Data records
◆ ◆ ◆ ◆ ◆
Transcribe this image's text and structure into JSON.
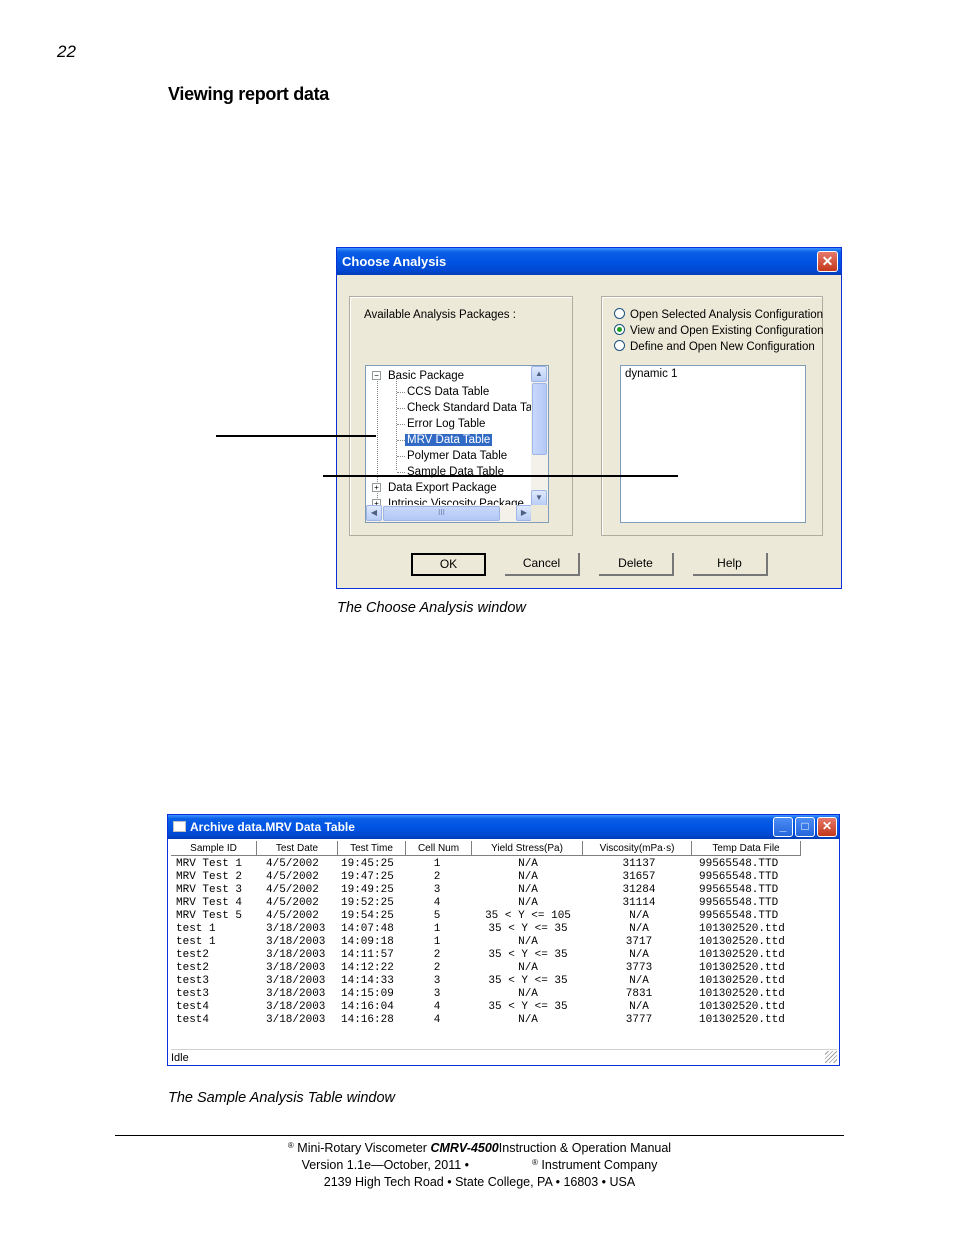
{
  "page": {
    "number": "22",
    "heading": "Viewing report data"
  },
  "choose_dialog": {
    "title": "Choose Analysis",
    "close_symbol": "✕",
    "available_label": "Available Analysis Packages :",
    "tree": {
      "basic": "Basic Package",
      "items": [
        "CCS Data Table",
        "Check Standard Data Tab",
        "Error Log Table",
        "MRV Data Table",
        "Polymer Data Table",
        "Sample Data Table"
      ],
      "data_export": "Data Export Package",
      "intrinsic": "Intrinsic Viscosity Package",
      "hscroll_grip": "III"
    },
    "radios": [
      {
        "label": "Open Selected Analysis Configuration",
        "checked": false
      },
      {
        "label": "View and Open Existing Configuration",
        "checked": true
      },
      {
        "label": "Define and Open New Configuration",
        "checked": false
      }
    ],
    "config_items": [
      "dynamic 1"
    ],
    "buttons": {
      "ok": "OK",
      "cancel": "Cancel",
      "delete": "Delete",
      "help": "Help"
    }
  },
  "caption1": "The Choose Analysis window",
  "archive_window": {
    "title": "Archive data.MRV Data Table",
    "min": "_",
    "max": "□",
    "close": "✕",
    "columns": [
      "Sample ID",
      "Test Date",
      "Test Time",
      "Cell Num",
      "Yield Stress(Pa)",
      "Viscosity(mPa·s)",
      "Temp Data File"
    ],
    "rows": [
      [
        "MRV Test 1",
        "4/5/2002",
        "19:45:25",
        "1",
        "N/A",
        "31137",
        "99565548.TTD"
      ],
      [
        "MRV Test 2",
        "4/5/2002",
        "19:47:25",
        "2",
        "N/A",
        "31657",
        "99565548.TTD"
      ],
      [
        "MRV Test 3",
        "4/5/2002",
        "19:49:25",
        "3",
        "N/A",
        "31284",
        "99565548.TTD"
      ],
      [
        "MRV Test 4",
        "4/5/2002",
        "19:52:25",
        "4",
        "N/A",
        "31114",
        "99565548.TTD"
      ],
      [
        "MRV Test 5",
        "4/5/2002",
        "19:54:25",
        "5",
        "35 < Y <= 105",
        "N/A",
        "99565548.TTD"
      ],
      [
        "test 1",
        "3/18/2003",
        "14:07:48",
        "1",
        "35 < Y <= 35",
        "N/A",
        "101302520.ttd"
      ],
      [
        "test 1",
        "3/18/2003",
        "14:09:18",
        "1",
        "N/A",
        "3717",
        "101302520.ttd"
      ],
      [
        "test2",
        "3/18/2003",
        "14:11:57",
        "2",
        "35 < Y <= 35",
        "N/A",
        "101302520.ttd"
      ],
      [
        "test2",
        "3/18/2003",
        "14:12:22",
        "2",
        "N/A",
        "3773",
        "101302520.ttd"
      ],
      [
        "test3",
        "3/18/2003",
        "14:14:33",
        "3",
        "35 < Y <= 35",
        "N/A",
        "101302520.ttd"
      ],
      [
        "test3",
        "3/18/2003",
        "14:15:09",
        "3",
        "N/A",
        "7831",
        "101302520.ttd"
      ],
      [
        "test4",
        "3/18/2003",
        "14:16:04",
        "4",
        "35 < Y <= 35",
        "N/A",
        "101302520.ttd"
      ],
      [
        "test4",
        "3/18/2003",
        "14:16:28",
        "4",
        "N/A",
        "3777",
        "101302520.ttd"
      ]
    ],
    "status": "Idle"
  },
  "caption2": "The Sample Analysis Table window",
  "footer": {
    "reg": "®",
    "line1_a": "Mini-Rotary Viscometer",
    "line1_brand": "CMRV-4500",
    "line1_b": "Instruction & Operation Manual",
    "line2_a": "Version 1.1e—October, 2011 •",
    "line2_b": "Instrument Company",
    "line3": "2139 High Tech Road • State College, PA • 16803 • USA"
  }
}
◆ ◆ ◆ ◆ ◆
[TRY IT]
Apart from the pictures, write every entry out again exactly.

[EXERCISE ANSWER]
Transcribe this image's text and structure into JSON.
{
  "page": {
    "number": "22",
    "heading": "Viewing report data"
  },
  "choose_dialog": {
    "title": "Choose Analysis",
    "close_symbol": "✕",
    "available_label": "Available Analysis Packages :",
    "tree": {
      "basic": "Basic Package",
      "items": [
        "CCS Data Table",
        "Check Standard Data Tab",
        "Error Log Table",
        "MRV Data Table",
        "Polymer Data Table",
        "Sample Data Table"
      ],
      "data_export": "Data Export Package",
      "intrinsic": "Intrinsic Viscosity Package",
      "hscroll_grip": "III"
    },
    "radios": [
      {
        "label": "Open Selected Analysis Configuration",
        "checked": false
      },
      {
        "label": "View and Open Existing Configuration",
        "checked": true
      },
      {
        "label": "Define and Open New Configuration",
        "checked": false
      }
    ],
    "config_items": [
      "dynamic 1"
    ],
    "buttons": {
      "ok": "OK",
      "cancel": "Cancel",
      "delete": "Delete",
      "help": "Help"
    }
  },
  "caption1": "The Choose Analysis window",
  "archive_window": {
    "title": "Archive data.MRV Data Table",
    "min": "_",
    "max": "□",
    "close": "✕",
    "columns": [
      "Sample ID",
      "Test Date",
      "Test Time",
      "Cell Num",
      "Yield Stress(Pa)",
      "Viscosity(mPa·s)",
      "Temp Data File"
    ],
    "rows": [
      [
        "MRV Test 1",
        "4/5/2002",
        "19:45:25",
        "1",
        "N/A",
        "31137",
        "99565548.TTD"
      ],
      [
        "MRV Test 2",
        "4/5/2002",
        "19:47:25",
        "2",
        "N/A",
        "31657",
        "99565548.TTD"
      ],
      [
        "MRV Test 3",
        "4/5/2002",
        "19:49:25",
        "3",
        "N/A",
        "31284",
        "99565548.TTD"
      ],
      [
        "MRV Test 4",
        "4/5/2002",
        "19:52:25",
        "4",
        "N/A",
        "31114",
        "99565548.TTD"
      ],
      [
        "MRV Test 5",
        "4/5/2002",
        "19:54:25",
        "5",
        "35 < Y <= 105",
        "N/A",
        "99565548.TTD"
      ],
      [
        "test 1",
        "3/18/2003",
        "14:07:48",
        "1",
        "35 < Y <= 35",
        "N/A",
        "101302520.ttd"
      ],
      [
        "test 1",
        "3/18/2003",
        "14:09:18",
        "1",
        "N/A",
        "3717",
        "101302520.ttd"
      ],
      [
        "test2",
        "3/18/2003",
        "14:11:57",
        "2",
        "35 < Y <= 35",
        "N/A",
        "101302520.ttd"
      ],
      [
        "test2",
        "3/18/2003",
        "14:12:22",
        "2",
        "N/A",
        "3773",
        "101302520.ttd"
      ],
      [
        "test3",
        "3/18/2003",
        "14:14:33",
        "3",
        "35 < Y <= 35",
        "N/A",
        "101302520.ttd"
      ],
      [
        "test3",
        "3/18/2003",
        "14:15:09",
        "3",
        "N/A",
        "7831",
        "101302520.ttd"
      ],
      [
        "test4",
        "3/18/2003",
        "14:16:04",
        "4",
        "35 < Y <= 35",
        "N/A",
        "101302520.ttd"
      ],
      [
        "test4",
        "3/18/2003",
        "14:16:28",
        "4",
        "N/A",
        "3777",
        "101302520.ttd"
      ]
    ],
    "status": "Idle"
  },
  "caption2": "The Sample Analysis Table window",
  "footer": {
    "reg": "®",
    "line1_a": "Mini-Rotary Viscometer",
    "line1_brand": "CMRV-4500",
    "line1_b": "Instruction & Operation Manual",
    "line2_a": "Version 1.1e—October, 2011 •",
    "line2_b": "Instrument Company",
    "line3": "2139 High Tech Road • State College, PA • 16803 • USA"
  }
}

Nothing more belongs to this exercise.